[Records from a data source]
--
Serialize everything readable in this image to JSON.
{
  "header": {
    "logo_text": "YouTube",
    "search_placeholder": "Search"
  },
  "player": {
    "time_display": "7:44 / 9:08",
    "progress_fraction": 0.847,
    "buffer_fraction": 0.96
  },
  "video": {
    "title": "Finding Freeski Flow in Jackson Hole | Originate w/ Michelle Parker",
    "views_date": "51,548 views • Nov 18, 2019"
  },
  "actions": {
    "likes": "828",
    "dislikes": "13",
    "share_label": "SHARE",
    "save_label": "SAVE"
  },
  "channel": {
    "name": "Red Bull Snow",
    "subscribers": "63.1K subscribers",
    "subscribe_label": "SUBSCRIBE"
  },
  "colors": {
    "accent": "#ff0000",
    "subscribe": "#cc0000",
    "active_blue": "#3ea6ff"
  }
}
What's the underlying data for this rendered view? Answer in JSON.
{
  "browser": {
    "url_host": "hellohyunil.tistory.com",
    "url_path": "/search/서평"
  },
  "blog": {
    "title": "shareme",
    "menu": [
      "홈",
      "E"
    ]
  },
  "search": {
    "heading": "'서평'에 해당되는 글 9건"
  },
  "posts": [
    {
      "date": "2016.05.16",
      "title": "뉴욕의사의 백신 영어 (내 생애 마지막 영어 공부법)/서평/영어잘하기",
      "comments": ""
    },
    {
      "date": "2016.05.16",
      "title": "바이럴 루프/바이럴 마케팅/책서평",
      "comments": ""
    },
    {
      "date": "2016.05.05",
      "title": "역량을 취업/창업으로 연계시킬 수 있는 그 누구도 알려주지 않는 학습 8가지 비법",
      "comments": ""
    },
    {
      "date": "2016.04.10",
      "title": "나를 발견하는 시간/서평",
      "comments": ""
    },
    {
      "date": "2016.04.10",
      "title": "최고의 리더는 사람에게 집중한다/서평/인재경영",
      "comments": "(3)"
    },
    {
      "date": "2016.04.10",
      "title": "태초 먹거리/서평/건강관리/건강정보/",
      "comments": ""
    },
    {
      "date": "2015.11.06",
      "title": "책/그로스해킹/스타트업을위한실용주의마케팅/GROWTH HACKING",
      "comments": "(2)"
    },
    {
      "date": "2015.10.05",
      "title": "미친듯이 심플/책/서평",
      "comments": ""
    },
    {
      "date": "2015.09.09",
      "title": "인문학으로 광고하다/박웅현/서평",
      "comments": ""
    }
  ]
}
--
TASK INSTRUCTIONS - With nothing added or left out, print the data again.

EXERCISE OUTPUT -
Serialize everything readable in this image to JSON.
{
  "header": {
    "logo_text": "YouTube",
    "search_placeholder": "Search"
  },
  "player": {
    "time_display": "7:44 / 9:08",
    "progress_fraction": 0.847,
    "buffer_fraction": 0.96
  },
  "video": {
    "title": "Finding Freeski Flow in Jackson Hole | Originate w/ Michelle Parker",
    "views_date": "51,548 views • Nov 18, 2019"
  },
  "actions": {
    "likes": "828",
    "dislikes": "13",
    "share_label": "SHARE",
    "save_label": "SAVE"
  },
  "channel": {
    "name": "Red Bull Snow",
    "subscribers": "63.1K subscribers",
    "subscribe_label": "SUBSCRIBE"
  },
  "colors": {
    "accent": "#ff0000",
    "subscribe": "#cc0000",
    "active_blue": "#3ea6ff"
  }
}
What's the underlying data for this rendered view? Answer in JSON.
{
  "browser": {
    "url_host": "hellohyunil.tistory.com",
    "url_path": "/search/서평"
  },
  "blog": {
    "title": "shareme",
    "menu": [
      "홈",
      "E"
    ]
  },
  "search": {
    "heading": "'서평'에 해당되는 글 9건"
  },
  "posts": [
    {
      "date": "2016.05.16",
      "title": "뉴욕의사의 백신 영어 (내 생애 마지막 영어 공부법)/서평/영어잘하기",
      "comments": ""
    },
    {
      "date": "2016.05.16",
      "title": "바이럴 루프/바이럴 마케팅/책서평",
      "comments": ""
    },
    {
      "date": "2016.05.05",
      "title": "역량을 취업/창업으로 연계시킬 수 있는 그 누구도 알려주지 않는 학습 8가지 비법",
      "comments": ""
    },
    {
      "date": "2016.04.10",
      "title": "나를 발견하는 시간/서평",
      "comments": ""
    },
    {
      "date": "2016.04.10",
      "title": "최고의 리더는 사람에게 집중한다/서평/인재경영",
      "comments": "(3)"
    },
    {
      "date": "2016.04.10",
      "title": "태초 먹거리/서평/건강관리/건강정보/",
      "comments": ""
    },
    {
      "date": "2015.11.06",
      "title": "책/그로스해킹/스타트업을위한실용주의마케팅/GROWTH HACKING",
      "comments": "(2)"
    },
    {
      "date": "2015.10.05",
      "title": "미친듯이 심플/책/서평",
      "comments": ""
    },
    {
      "date": "2015.09.09",
      "title": "인문학으로 광고하다/박웅현/서평",
      "comments": ""
    }
  ]
}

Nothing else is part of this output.